Islanders are known to have an inborn nature of being wanderers and travelers and it was not until I landed up in China that I discovered that I too possessed such a trait. Six years in a land whose culture, lifestyle and language were unknown to me, I realized the best way to make China my home was to embrace all of it as mine and true to my islander roots, I decided to seize every opportunity to go in search of other facets of the rich Chinese culture. Thus, I became a wanderer in China and the best way to be a wanderer was to simply follow one’s instincts.
And so, while I was still in my early years of university, my wanderer instincts popped up on one evening. It was a normal chilly evening of Autumn, the sun was out, bright but not hot enough to dissipate the chill breeze that blew. I think somehow, it was that chill breeze that seemed to kindle my thirst of discovery. The flowers on my campus seemed to speak out to me on that day, they seemed to radiate a sense of peace that they wanted me to discover as well. The mountains in the far seemed to carry a new glow that day and that glow was pulling me towards them.
I simply knew that there was something hidden among those mountains that I needed to find it. It was a feeling only a fellow wanderer would understand and that is how my friend and I jumped onto the first bus that was headed in direction of those mountains. The bus drove for almost an hour through the small narrow broken roads across the small villages and fields. As we drew a little closer to the mountains, we decided to alight from the bus.
Though we found ourselves in the middle of nowhere, the mountains seemed to give us a sense of enclosure. As we walked in direction of the mountains, we realized we were still far from the mountains but the colossal concrete gateway that appeared in front of us seemed to tell us that this was we traveled for. We had no idea what was beyond that gateway but what lay within it seemed to radiate so much peace and tranquility. Whatever was inside seemed to pull us towards it.
The hesitation and fear of the unknown that we had for until a few minutes ago vanished as we cast our eyes upon the magnificent lake that stretched out a few meters from the entrance and right in the middle stood a huge structure. It looked like a monument calmly nested in the middle of the water. Still trying to figure out what this place was and whose statues those were, we made our way further inside where we came to face a huge Chinese style building with massive wooden doors. As we peeped inside, we were amazed by what we saw seven huge golden Buddha statues. There was something special about this place and those statues, their energy seemed to give out so much positivism and good energy.
As we made our way through the hall, we realized that we were surrounded by myriads of Buddha statues, of different shapes, sizes, colors and structures. A monk who dwelled upon these premises seemed to read the feeling of total amazement that was plastered onto our faces and welcomed us with a smile…

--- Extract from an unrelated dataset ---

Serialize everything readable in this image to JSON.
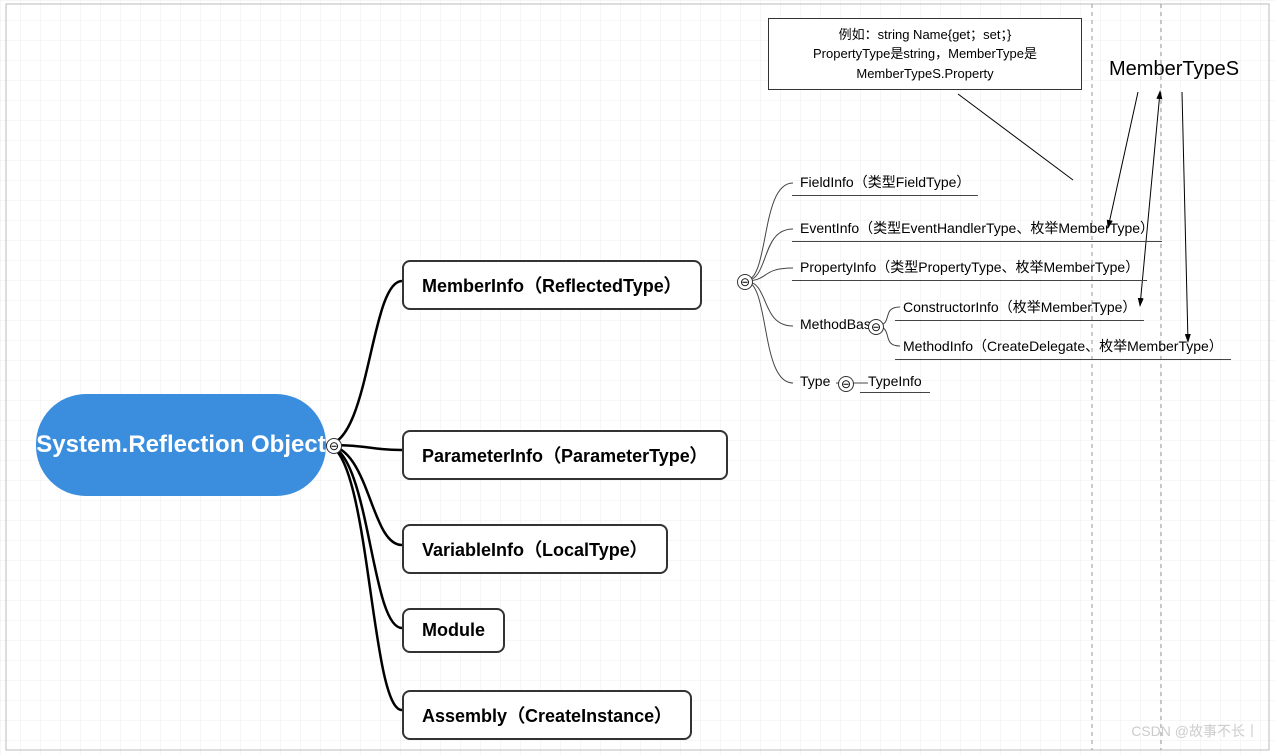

” Welcome to the tale of the Ten Thousand Buddhas…
The place where dreams become reality through the power of peace, happiness and contentment…”
Even though the monk could not really share what this place was about, we understood that this was the world famous Qishan Wan Fo Shi. Thanks to our wanderer’s instincts, we had stumbled upon a national treasure. That day was not just about quenching our thirst for discovery but the Qishan Wan Fo Shi instilled in us feelings of peace and a sense of contentment, humility and respect.
And thus, it dawned to us that Travelling for hours on that day was not just about discovering a new spot but it was about rediscovering ourselves. Often, when the routine of daily life takes over, we tend to forget about the tiny pleasures of life and the sense of peace that those pleasures bring to us and this is what the Tale of the Ten Thousand Buddhas taught us…